  • Eilís Ferran, Professor of Company and Securities Law since 2005

References[edit]

  1. ^ "RAE 2008: law results". London: The Guardian. 18 December 2008. Retrieved 24 August 2010. 
  2. ^ "World University Rankings". Times Higher Education (THE). 2017-08-18. Retrieved 2017-09-09. 
  3. ^ Helmholz, R. H. (2003). The Oxford History of the Laws of England: The Canon law and ecclesiastical jurisdiction from 597 to the 1640s. Oxford University Press. ISBN 9780198258971. 
  4. ^ "History of the Faculty | Faculty of Law". www.law.cam.ac.uk. Retrieved 2017-05-16. 
  5. ^ "History of the Faculty | Faculty of Law". www.law.cam.ac.uk. Retrieved 2017-05-16. 
  6. ^ "History of the Faculty | Faculty of Law". www.law.cam.ac.uk. Retrieved 2017-05-16. 
  7. ^ "History of the Faculty | Faculty of Law". www.law.cam.ac.uk. Retrieved 2017-05-16. 
  8. ^ "Prospective students | Faculty of Law". www.law.cam.ac.uk. Retrieved 2017-05-16. 
  9. ^ "QS World University Rankings 2018". Quacquarelli Symonds Ltd. Retrieved 8 June 2017. 
  10. ^ "University League Table 2018". The Complete University Guide. Retrieved 26 April 2017. 
  11. ^ "University league tables 2018". The Guardian. 16 May 2017. Retrieved 16 May 2017. 
  12. ^ "The Times and Sunday Times University Good University Guide 2017". Times Newspapers. Retrieved 23 September 2016. 
  13. ^ a b "University guide 2018: league table for law". the Guardian. Retrieved 2017-05-17. 
  14. ^ HitCreative. "The Times and The Sunday Times | Education - UniversityGuide". st.hitcreative.com. Retrieved 2017-05-17. 
  15. ^ "Law - Top UK University Subject Tables and Rankings 2018". Retrieved 2017-05-17. 
  16. ^ "University guide 2010: Law". the Guardian. 2009-05-12. Retrieved 2017-05-17. 
  17. ^ "University guide 2012: Law". the Guardian. 2011-05-17. Retrieved 2017-05-17. 
  18. ^ "University guide 2015: league table for law". The Guardian. 2014-06-03. ISSN 0261-3077. Retrieved 2017-05-17. 
  19. ^ "University guide 2016: league table for law". the Guardian. Retrieved 2017-05-17. 
  20. ^ "University guide 2017: league table for law". the Guardian. Retrieved 2017-05-17. 
  21. ^ "Law - Top UK University Subject Tables and Rankings 2013". Retrieved 2017-05-17. 
  22. ^ "Law - Top UK University Subject Tables and Rankings 2008". Retrieved 2017-05-17. 
  23. ^ HitCreative. "The Times and The Sunday Times | Education - Table UniversityGuide". st.hitcreative.com. Retrieved 2017-05-17. 
  24. ^ "QS World University Rankings by Subject 2015 - Law". Top Universities. 2015-04-22. Retrieved 2017-05-17. 
  25. ^ "World University Rankings". Times Higher Education (THE). 2017-08-18. Retrieved 2017-09-09. 
  26. ^ "Naming of the Law Faculty building | Faculty of Law". www.law.cam.ac.uk. Retrieved 2017-05-04. 
  27. ^ "Faculty of Law Lawlink: Issue 1, August 2000 - Faculty Resources - Faculty of Law". Law.cam.ac.uk. 15 March 2005. Archived from the original on 22 February 2012. Retrieved 2012-08-13. 
  28. ^ "A brief history | Squire Law Library". www.squire.law.cam.ac.uk. Retrieved 2017-02-23. 
  29. ^ Squire Law Library Appeal, Law Faculty website. Accessed 2012-04-02.

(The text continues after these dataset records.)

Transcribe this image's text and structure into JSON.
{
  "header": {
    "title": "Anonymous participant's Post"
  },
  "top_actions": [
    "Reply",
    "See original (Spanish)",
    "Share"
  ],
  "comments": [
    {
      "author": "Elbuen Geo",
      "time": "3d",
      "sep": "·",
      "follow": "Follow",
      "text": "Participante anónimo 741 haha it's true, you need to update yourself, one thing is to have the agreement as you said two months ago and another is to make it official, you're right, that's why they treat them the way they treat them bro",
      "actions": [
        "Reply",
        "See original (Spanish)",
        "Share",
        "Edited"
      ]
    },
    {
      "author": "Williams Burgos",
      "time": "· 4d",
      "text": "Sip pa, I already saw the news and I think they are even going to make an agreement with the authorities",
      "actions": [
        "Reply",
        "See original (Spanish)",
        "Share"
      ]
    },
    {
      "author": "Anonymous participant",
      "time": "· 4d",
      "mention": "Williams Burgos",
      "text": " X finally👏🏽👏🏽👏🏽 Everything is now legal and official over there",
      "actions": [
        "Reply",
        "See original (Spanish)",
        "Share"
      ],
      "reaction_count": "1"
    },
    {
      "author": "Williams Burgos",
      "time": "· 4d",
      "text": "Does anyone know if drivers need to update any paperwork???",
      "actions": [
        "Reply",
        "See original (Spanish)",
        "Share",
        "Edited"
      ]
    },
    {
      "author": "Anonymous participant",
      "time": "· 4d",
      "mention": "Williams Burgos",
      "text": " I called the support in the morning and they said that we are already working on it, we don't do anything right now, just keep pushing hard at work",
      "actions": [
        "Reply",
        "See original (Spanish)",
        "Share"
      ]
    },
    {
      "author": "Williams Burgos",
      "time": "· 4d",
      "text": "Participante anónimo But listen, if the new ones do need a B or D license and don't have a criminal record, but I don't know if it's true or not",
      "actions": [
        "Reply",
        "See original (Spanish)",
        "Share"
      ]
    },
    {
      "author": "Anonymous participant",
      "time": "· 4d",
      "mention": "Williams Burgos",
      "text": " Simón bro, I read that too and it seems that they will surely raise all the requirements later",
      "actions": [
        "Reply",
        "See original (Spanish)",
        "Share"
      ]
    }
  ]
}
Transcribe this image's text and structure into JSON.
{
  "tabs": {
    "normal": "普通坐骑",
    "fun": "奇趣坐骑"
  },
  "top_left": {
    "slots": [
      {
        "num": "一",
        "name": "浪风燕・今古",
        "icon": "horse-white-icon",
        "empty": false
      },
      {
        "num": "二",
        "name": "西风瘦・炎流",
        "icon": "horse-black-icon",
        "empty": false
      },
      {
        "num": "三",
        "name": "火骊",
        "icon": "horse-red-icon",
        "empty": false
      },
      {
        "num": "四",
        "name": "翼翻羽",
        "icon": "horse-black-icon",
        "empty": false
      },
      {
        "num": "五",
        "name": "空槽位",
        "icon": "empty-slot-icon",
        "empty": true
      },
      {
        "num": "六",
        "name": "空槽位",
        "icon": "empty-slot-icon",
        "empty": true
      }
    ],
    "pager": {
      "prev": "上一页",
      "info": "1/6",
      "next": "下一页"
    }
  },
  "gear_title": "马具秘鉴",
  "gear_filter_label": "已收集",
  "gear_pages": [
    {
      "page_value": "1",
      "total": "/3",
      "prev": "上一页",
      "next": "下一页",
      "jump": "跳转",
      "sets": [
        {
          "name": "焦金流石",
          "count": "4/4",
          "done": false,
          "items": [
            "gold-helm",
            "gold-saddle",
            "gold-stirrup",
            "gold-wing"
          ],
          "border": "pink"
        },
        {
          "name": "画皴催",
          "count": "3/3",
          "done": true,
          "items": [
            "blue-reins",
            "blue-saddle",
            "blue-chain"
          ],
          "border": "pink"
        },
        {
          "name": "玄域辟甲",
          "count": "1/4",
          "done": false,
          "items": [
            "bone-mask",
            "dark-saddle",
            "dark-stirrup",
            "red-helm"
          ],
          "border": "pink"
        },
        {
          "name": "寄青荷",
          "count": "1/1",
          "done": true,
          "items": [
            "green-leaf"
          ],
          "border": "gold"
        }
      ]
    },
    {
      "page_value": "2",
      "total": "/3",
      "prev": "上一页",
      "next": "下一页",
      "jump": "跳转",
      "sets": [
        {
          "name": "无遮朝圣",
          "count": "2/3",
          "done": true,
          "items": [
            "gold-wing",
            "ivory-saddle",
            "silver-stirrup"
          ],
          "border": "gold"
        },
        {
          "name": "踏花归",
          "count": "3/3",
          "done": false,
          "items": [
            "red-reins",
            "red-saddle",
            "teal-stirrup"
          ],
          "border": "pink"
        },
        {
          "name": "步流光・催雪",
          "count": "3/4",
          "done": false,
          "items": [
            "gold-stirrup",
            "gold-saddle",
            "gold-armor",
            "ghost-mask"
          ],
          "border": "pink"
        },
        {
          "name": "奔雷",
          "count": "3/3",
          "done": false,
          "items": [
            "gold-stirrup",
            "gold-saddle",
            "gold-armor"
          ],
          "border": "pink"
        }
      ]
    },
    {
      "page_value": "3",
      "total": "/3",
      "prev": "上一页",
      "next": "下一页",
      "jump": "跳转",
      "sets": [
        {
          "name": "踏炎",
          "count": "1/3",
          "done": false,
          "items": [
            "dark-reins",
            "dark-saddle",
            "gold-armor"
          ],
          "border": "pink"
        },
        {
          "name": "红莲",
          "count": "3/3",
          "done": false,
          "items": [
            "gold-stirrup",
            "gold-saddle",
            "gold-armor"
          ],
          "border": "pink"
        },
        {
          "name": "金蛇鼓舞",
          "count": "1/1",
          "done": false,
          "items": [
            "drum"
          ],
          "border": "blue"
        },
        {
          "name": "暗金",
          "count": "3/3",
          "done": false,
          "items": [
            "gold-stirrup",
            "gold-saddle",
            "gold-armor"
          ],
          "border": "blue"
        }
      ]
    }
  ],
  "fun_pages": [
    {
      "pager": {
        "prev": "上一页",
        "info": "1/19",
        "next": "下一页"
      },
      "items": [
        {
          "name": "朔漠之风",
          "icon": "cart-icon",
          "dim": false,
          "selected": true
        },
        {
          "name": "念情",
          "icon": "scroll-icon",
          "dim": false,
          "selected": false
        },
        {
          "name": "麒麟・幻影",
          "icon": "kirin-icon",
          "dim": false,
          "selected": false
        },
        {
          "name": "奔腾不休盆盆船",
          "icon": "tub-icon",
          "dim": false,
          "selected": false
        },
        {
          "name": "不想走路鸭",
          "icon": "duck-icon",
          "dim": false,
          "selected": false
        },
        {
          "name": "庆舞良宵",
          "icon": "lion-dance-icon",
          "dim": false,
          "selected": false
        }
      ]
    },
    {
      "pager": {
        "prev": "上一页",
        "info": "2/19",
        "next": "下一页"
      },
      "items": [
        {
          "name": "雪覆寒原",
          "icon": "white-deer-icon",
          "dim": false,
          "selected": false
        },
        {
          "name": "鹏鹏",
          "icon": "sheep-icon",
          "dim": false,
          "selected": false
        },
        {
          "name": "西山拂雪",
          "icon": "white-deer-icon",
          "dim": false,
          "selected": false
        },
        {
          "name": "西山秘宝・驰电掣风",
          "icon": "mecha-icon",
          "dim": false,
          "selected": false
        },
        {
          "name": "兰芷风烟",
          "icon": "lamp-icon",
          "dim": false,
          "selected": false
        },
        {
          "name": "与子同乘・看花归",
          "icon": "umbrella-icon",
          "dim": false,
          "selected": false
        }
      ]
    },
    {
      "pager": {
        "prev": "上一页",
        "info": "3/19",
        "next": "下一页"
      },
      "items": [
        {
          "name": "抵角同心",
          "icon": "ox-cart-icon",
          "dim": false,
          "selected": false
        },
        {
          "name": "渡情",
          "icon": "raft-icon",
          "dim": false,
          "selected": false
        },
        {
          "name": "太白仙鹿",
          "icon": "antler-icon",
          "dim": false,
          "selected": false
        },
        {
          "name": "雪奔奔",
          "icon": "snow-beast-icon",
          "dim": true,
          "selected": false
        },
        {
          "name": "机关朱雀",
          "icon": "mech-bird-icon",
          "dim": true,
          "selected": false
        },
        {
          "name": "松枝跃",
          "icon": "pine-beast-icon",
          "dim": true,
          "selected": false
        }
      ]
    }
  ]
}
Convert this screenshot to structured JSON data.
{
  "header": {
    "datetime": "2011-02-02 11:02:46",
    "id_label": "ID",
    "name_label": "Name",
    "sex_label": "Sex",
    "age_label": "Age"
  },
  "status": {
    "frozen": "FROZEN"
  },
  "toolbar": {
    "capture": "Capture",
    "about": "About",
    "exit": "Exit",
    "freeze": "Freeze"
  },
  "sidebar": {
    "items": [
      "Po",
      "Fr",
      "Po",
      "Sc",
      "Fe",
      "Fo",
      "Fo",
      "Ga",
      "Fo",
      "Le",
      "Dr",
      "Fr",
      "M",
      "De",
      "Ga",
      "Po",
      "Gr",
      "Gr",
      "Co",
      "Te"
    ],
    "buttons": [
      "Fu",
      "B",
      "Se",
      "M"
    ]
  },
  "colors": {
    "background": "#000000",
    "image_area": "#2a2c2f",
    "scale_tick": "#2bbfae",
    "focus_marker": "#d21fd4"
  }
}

External links[edit]

Coordinates: 52°12′06″N 0°06′35″E / 52.2017°N 0.1096°E / 52.2017; 0.1096